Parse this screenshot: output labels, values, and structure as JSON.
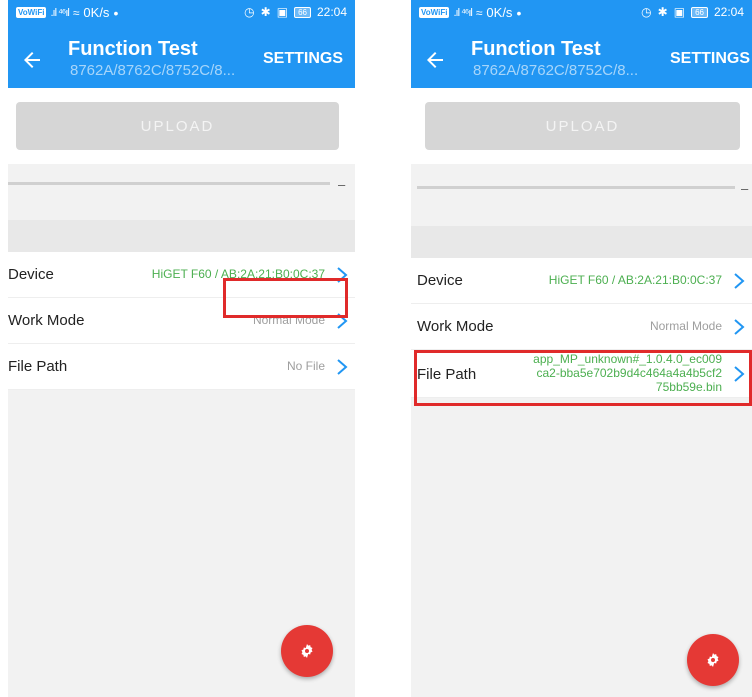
{
  "screens": [
    {
      "status_bar": {
        "volte": "VoWiFi",
        "signal": ".ıl ⁴⁶ıl",
        "net_speed": "0K/s",
        "dot": "•",
        "battery": "66",
        "time": "22:04"
      },
      "app_bar": {
        "title": "Function Test",
        "subtitle": "8762A/8762C/8752C/8...",
        "settings_label": "SETTINGS"
      },
      "upload_label": "UPLOAD",
      "progress_dash": "–",
      "rows": [
        {
          "label": "Device",
          "value": "HiGET F60 / AB:2A:21:B0:0C:37"
        },
        {
          "label": "Work Mode",
          "value": "Normal Mode"
        },
        {
          "label": "File Path",
          "value": "No File"
        }
      ]
    },
    {
      "status_bar": {
        "volte": "VoWiFi",
        "signal": ".ıl ⁴⁶ıl",
        "net_speed": "0K/s",
        "dot": "•",
        "battery": "66",
        "time": "22:04"
      },
      "app_bar": {
        "title": "Function Test",
        "subtitle": "8762A/8762C/8752C/8...",
        "settings_label": "SETTINGS"
      },
      "upload_label": "UPLOAD",
      "progress_dash": "–",
      "rows": [
        {
          "label": "Device",
          "value": "HiGET F60 / AB:2A:21:B0:0C:37"
        },
        {
          "label": "Work Mode",
          "value": "Normal Mode"
        },
        {
          "label": "File Path",
          "value_lines": [
            "app_MP_unknown#_1.0.4.0_ec009",
            "ca2-bba5e702b9d4c464a4a4b5cf2",
            "75bb59e.bin"
          ]
        }
      ]
    }
  ],
  "colors": {
    "accent": "#2196f3",
    "fab": "#e53935",
    "value_green": "#4caf50",
    "highlight": "#e02a2a"
  },
  "icons": [
    "back-arrow-icon",
    "chevron-right-icon",
    "gear-icon",
    "alarm-icon",
    "bluetooth-icon",
    "battery-icon"
  ]
}
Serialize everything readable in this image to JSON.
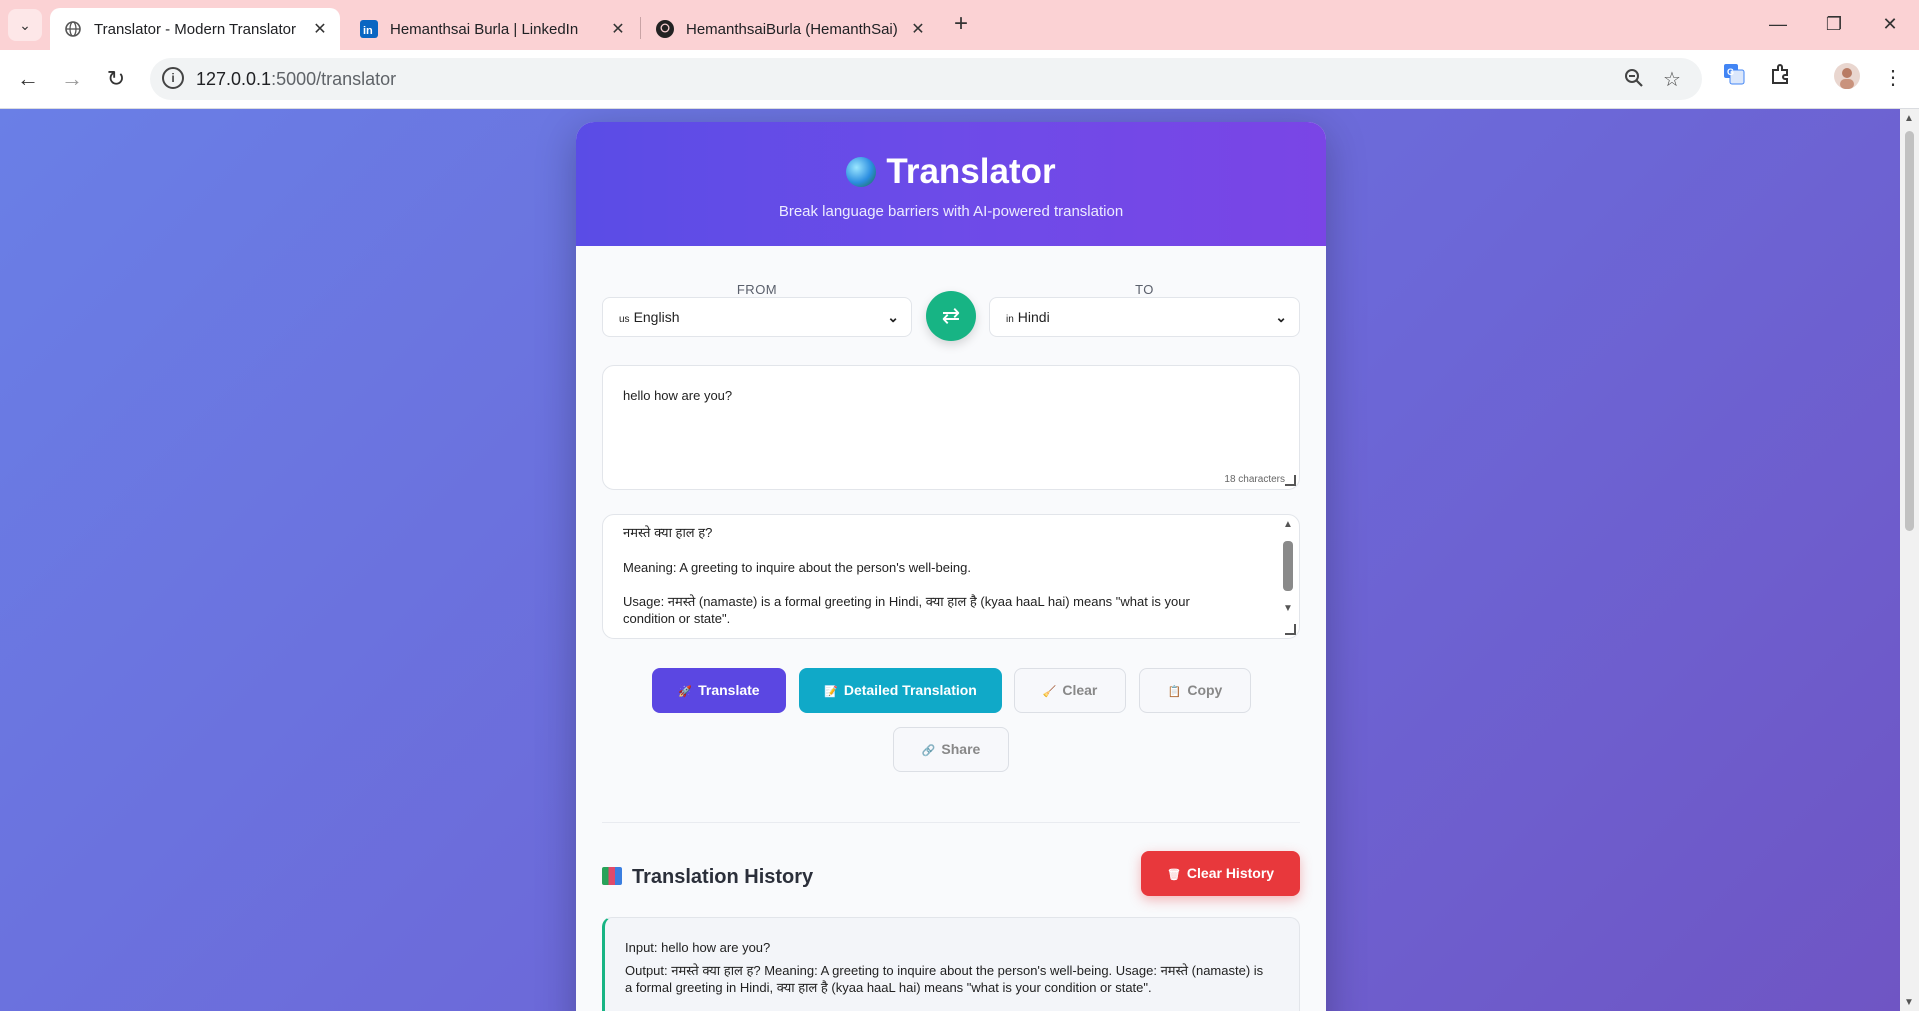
{
  "browser": {
    "tabs": [
      {
        "title": "Translator - Modern Translator",
        "icon": "globe-icon",
        "active": true
      },
      {
        "title": "Hemanthsai Burla | LinkedIn",
        "icon": "linkedin-icon",
        "active": false
      },
      {
        "title": "HemanthsaiBurla (HemanthSai)",
        "icon": "github-icon",
        "active": false
      }
    ],
    "url_host": "127.0.0.1",
    "url_path": ":5000/translator",
    "accent": "#fbd2d4"
  },
  "app": {
    "title": "Translator",
    "subtitle": "Break language barriers with AI-powered translation",
    "from_label": "FROM",
    "to_label": "TO",
    "from_lang": {
      "flag": "us",
      "name": "English"
    },
    "to_lang": {
      "flag": "in",
      "name": "Hindi"
    },
    "input_text": "hello how are you?",
    "char_count": "18 characters",
    "output": {
      "line1": "नमस्ते क्या हाल ह?",
      "line2": "Meaning: A greeting to inquire about the person's well-being.",
      "line3": "Usage: नमस्ते (namaste) is a formal greeting in Hindi, क्या हाल है (kyaa haaL hai) means \"what is your condition or state\"."
    },
    "buttons": {
      "translate": "Translate",
      "detailed": "Detailed Translation",
      "clear": "Clear",
      "copy": "Copy",
      "share": "Share",
      "clear_history": "Clear History"
    },
    "history": {
      "title": "Translation History",
      "items": [
        {
          "input": "Input: hello how are you?",
          "output": "Output: नमस्ते क्या हाल ह?   Meaning: A greeting to inquire about the person's well-being. Usage: नमस्ते (namaste) is a formal greeting in Hindi, क्या हाल है (kyaa haaL hai) means \"what is your condition or state\"."
        }
      ]
    },
    "colors": {
      "primary": "#5b47e2",
      "teal": "#10a9c8",
      "swap": "#17b484",
      "danger": "#e8383c"
    }
  }
}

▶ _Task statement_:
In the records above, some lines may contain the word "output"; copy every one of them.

▶ _Your response_:
Parse this screenshot: output labels, values, and structure as JSON.
    "output": {
          "output": "Output: नमस्ते क्या हाल ह?   Meaning: A greeting to inquire about the person's well-being. Usage: नमस्ते (namaste) is a formal greeting in Hindi, क्या हाल है (kyaa haaL hai) means \"what is your condition or state\"."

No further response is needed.